|PcaCertificate||Adds the highest available certificate in the provided certificate chain to signers. This is typically one certificate below the root certificate, because the scan does not validate anything beyond the certificates included in the provided signature (it does not go online or check local root stores).|
|WHQL||Trusts binaries if they have been validated and signed by WHQL. This is primarily for kernel binaries.|
|WHQLPublisher||This is a combination of the WHQL and the CN on the leaf certificate and is primarily for kernel binaries.|
|WHQLFilePublisher||Specifies that the binaries are validated and signed by WHQL, with a specific publisher (WHQLPublisher), and that the binary is the specified version or newer. This is primarily for kernel binaries.|
Note When you create code integrity policies with the New-CIPolicy cmdlet, you can specify a primary file rule level by including the -Level parameter. For discovered binaries that cannot be trusted based on the primary file rule criteria, use the -Fallback parameter.
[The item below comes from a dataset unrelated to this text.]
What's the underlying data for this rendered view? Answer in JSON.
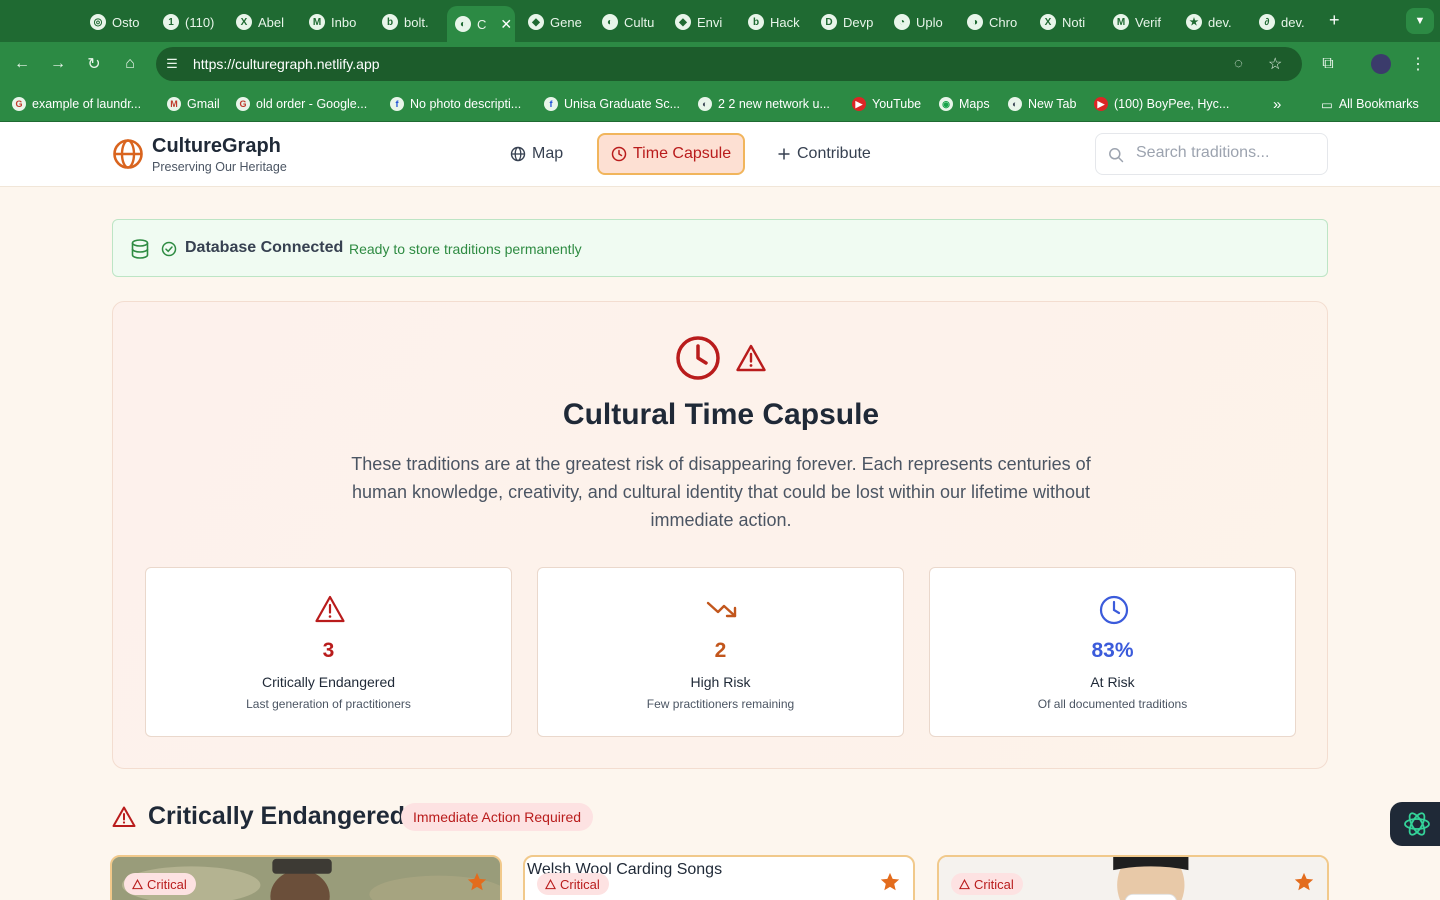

For example, if the primary file rule level is PCACertificate but you would like to trust the unsigned applications as well, using the Hash rule level as a fallback adds the hash values of binaries that did not have a signing certificate.
Example of file rule levels in use
For example, consider some IT professionals in a department that runs many servers. They decide they want their servers to run only software signed by the providers of their software and drivers, that is, the companies that provide their hardware, operating system, antivirus, and other important software. They know that their servers also run an internally written application that is unsigned but is rarely updated. They want to allow this application to run.
To create the code integrity policy, they build a reference server on their standard hardware, and install all of the software that their servers are known to run. Then they run New-CIPolicy with -Level Publisher (to allow software from their software providers, the "Publishers") and -Fallback Hash (to allow the internal, unsigned application). They enable the policy in auditing mode and gather information about any necessary software that was not included on the reference server. They merge code integrity policies into the original policy to allow that additional software to run. Then they enable the code integrity policy in enforced mode for their servers.
As part of normal operations, they will eventually install software updates, or perhaps add software from the same software providers. Because the "Publisher" remains the same on those updates and software, they will not need to update their code integrity policy. If they come to a time when the internally-written, unsigned application must be updated, they must also update the code integrity policy so that the hash in the policy matches the hash of the updated internal application.
They could also choose to create a catalog that captures information about the unsigned internal application, then sign and distribute the catalog. Then the internal application could be handled by code integrity policies in the same way as any other signed application. An update to the internal application would only require that the catalog be regenerated, signed, and distributed (no restarts would be required).